*** Opening of Records for the exercise ***
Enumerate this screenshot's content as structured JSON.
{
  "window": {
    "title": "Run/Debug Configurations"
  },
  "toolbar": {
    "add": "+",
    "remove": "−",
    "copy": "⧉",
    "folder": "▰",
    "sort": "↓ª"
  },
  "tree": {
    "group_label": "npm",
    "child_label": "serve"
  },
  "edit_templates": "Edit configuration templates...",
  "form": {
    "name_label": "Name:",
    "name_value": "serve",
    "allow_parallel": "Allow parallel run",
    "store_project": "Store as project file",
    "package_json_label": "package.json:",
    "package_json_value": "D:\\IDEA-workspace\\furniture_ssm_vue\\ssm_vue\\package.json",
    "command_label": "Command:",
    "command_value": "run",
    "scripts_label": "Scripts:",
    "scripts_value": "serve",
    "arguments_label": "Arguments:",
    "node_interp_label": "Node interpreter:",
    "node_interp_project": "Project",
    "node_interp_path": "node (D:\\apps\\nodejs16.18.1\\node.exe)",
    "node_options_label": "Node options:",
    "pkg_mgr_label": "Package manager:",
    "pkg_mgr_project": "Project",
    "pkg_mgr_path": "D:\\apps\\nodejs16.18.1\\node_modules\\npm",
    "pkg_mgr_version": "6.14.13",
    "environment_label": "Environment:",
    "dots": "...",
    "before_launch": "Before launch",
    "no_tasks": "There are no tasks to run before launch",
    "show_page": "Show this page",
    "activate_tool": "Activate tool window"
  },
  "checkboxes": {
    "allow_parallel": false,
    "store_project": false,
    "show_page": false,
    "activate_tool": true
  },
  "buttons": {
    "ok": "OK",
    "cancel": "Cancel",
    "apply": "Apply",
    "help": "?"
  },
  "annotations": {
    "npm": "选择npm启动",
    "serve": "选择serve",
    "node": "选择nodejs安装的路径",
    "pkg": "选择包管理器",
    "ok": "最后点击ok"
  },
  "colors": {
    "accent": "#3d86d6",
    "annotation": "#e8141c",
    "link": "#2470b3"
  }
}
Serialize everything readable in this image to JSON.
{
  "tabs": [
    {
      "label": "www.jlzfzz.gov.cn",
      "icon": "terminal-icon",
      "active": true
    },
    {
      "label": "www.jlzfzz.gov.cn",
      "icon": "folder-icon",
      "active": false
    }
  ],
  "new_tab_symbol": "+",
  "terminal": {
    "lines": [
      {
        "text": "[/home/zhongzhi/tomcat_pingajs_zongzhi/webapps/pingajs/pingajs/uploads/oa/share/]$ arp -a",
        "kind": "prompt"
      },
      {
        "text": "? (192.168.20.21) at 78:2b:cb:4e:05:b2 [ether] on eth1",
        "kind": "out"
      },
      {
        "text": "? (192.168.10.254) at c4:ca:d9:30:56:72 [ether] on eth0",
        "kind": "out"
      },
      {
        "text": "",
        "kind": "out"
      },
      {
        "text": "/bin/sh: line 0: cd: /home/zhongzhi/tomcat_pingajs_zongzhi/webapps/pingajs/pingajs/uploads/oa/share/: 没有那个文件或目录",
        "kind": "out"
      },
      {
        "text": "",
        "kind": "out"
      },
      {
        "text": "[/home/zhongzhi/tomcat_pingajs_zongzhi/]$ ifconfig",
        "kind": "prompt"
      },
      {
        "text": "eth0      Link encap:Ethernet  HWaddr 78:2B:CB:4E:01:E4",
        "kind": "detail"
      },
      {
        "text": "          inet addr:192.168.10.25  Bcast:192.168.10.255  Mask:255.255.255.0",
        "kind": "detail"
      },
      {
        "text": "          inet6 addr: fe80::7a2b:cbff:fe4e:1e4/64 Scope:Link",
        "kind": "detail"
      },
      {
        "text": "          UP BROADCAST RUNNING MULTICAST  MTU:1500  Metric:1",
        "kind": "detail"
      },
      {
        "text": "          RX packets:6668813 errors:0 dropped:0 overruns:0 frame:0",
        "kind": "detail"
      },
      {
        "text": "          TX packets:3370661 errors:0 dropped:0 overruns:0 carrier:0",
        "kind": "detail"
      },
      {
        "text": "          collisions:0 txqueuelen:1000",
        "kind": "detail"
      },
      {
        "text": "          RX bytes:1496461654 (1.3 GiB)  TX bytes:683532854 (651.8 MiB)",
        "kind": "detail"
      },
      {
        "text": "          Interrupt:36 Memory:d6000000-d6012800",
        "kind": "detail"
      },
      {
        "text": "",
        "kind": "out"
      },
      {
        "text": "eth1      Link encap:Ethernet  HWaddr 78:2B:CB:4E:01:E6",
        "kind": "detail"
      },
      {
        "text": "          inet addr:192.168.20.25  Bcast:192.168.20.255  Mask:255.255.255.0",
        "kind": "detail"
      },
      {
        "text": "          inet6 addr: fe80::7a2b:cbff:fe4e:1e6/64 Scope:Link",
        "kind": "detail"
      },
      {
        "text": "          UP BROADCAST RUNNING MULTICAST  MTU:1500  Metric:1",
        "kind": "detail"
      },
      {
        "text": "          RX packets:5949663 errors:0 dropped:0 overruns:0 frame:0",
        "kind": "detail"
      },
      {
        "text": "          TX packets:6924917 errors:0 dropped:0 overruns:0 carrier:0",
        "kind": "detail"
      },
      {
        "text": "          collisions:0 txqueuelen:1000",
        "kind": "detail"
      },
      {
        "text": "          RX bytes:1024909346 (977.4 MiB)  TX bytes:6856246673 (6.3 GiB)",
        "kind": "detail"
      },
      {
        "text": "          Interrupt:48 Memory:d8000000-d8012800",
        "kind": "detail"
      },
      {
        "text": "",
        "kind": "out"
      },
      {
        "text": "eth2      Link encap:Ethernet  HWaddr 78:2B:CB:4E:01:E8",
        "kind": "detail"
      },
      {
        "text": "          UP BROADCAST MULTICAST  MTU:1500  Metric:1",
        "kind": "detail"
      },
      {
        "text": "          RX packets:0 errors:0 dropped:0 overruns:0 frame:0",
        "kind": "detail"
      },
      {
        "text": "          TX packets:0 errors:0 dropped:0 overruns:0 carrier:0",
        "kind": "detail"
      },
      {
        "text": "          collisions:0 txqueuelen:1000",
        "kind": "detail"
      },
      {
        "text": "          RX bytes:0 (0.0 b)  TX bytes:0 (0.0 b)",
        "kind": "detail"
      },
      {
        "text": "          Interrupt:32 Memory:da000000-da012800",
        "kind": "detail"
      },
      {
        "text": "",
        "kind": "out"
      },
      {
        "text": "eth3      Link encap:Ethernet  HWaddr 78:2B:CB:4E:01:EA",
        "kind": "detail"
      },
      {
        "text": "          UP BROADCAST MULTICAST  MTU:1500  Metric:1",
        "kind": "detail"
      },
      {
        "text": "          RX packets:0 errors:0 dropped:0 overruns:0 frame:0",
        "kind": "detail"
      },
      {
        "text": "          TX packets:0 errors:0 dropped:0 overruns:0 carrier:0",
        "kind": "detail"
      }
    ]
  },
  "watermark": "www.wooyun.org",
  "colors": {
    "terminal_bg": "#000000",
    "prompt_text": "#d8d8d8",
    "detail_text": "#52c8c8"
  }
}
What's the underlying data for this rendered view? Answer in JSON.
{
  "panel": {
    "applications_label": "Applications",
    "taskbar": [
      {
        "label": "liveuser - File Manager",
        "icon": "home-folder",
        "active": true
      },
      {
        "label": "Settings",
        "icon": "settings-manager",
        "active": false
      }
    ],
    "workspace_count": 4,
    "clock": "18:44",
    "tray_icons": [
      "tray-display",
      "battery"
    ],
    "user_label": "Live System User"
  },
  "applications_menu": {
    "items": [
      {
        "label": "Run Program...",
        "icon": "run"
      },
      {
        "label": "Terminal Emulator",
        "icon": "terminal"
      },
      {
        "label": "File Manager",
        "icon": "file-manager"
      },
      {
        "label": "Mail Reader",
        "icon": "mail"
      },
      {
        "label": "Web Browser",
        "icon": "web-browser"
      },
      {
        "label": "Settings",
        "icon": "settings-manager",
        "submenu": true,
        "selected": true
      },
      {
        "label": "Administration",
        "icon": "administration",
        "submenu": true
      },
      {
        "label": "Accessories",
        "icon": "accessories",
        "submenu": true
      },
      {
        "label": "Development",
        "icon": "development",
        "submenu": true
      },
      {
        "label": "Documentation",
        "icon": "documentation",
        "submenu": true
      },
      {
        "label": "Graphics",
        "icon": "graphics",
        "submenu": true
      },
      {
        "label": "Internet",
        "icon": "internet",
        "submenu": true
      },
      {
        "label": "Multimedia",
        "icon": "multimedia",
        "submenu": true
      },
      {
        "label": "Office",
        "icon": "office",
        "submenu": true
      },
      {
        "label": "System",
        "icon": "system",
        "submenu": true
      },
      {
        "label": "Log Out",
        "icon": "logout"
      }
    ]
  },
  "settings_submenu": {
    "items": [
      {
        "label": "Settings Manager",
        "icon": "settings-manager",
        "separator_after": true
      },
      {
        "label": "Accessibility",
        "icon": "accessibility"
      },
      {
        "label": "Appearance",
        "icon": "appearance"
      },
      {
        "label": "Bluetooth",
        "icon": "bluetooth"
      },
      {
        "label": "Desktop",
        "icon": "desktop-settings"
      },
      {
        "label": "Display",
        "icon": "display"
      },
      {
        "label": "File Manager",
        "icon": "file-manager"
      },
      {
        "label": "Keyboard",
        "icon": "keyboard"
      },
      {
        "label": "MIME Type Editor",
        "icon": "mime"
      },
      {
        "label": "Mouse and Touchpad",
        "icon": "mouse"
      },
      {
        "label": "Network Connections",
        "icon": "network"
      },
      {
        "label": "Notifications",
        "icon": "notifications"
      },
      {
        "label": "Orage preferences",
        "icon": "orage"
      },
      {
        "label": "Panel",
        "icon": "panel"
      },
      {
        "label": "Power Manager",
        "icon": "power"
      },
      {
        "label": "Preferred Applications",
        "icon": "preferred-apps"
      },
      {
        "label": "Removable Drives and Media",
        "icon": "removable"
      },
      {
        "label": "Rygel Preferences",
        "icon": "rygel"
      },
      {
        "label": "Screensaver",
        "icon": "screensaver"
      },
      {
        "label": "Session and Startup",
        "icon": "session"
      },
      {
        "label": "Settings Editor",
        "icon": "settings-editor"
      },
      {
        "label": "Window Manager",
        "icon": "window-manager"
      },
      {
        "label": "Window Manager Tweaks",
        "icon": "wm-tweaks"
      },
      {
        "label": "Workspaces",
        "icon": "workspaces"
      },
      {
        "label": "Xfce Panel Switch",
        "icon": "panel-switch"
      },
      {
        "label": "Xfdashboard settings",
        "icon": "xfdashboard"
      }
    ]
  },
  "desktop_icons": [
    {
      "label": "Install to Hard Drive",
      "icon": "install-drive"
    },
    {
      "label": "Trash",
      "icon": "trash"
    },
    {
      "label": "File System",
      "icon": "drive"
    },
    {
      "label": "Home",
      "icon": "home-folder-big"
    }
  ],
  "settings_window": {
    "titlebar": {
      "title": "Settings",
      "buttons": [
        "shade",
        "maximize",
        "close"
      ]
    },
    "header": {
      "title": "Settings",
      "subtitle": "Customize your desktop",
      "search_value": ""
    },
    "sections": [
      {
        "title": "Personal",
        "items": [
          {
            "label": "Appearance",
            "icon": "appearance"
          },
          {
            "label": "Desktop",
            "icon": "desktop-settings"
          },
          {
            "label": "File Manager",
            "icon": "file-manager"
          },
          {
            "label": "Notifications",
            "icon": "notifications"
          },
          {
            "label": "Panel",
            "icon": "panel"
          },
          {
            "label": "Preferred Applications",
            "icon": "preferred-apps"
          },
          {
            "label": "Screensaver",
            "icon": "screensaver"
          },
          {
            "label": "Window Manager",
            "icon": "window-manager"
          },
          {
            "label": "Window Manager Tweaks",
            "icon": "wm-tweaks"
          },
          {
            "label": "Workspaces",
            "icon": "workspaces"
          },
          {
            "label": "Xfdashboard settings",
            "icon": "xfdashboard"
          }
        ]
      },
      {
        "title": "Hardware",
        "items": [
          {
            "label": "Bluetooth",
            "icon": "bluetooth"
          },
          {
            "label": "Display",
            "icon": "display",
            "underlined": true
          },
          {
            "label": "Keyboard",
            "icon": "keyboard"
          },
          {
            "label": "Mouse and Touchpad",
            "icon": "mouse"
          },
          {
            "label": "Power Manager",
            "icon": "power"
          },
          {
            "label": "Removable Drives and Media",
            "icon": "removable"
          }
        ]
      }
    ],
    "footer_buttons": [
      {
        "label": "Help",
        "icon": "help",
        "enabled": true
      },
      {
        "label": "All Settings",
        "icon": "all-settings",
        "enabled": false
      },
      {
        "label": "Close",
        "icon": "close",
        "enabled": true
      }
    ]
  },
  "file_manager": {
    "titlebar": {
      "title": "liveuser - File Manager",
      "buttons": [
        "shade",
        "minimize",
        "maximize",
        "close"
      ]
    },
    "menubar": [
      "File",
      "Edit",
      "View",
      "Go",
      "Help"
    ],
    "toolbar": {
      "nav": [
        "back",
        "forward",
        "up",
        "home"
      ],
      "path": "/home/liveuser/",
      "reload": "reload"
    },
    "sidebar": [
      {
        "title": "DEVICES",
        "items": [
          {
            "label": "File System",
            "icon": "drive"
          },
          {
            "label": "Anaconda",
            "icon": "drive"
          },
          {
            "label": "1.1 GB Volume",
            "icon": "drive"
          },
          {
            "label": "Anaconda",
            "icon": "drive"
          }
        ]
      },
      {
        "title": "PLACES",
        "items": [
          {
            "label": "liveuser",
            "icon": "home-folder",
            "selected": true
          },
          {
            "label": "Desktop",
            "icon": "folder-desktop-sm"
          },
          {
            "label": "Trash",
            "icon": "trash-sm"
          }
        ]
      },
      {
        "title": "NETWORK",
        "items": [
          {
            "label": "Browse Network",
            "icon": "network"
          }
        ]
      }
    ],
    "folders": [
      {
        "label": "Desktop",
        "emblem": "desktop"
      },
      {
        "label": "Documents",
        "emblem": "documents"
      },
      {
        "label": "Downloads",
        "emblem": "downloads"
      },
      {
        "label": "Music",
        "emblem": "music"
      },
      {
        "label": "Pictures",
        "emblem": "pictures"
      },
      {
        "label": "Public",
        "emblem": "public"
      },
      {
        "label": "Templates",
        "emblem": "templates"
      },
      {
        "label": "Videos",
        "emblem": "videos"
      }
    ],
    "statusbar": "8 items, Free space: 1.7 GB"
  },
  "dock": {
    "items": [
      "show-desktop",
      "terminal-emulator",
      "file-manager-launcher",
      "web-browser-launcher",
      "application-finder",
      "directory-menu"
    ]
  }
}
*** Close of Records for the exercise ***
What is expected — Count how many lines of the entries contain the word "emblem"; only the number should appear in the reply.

Solution to this problem — 8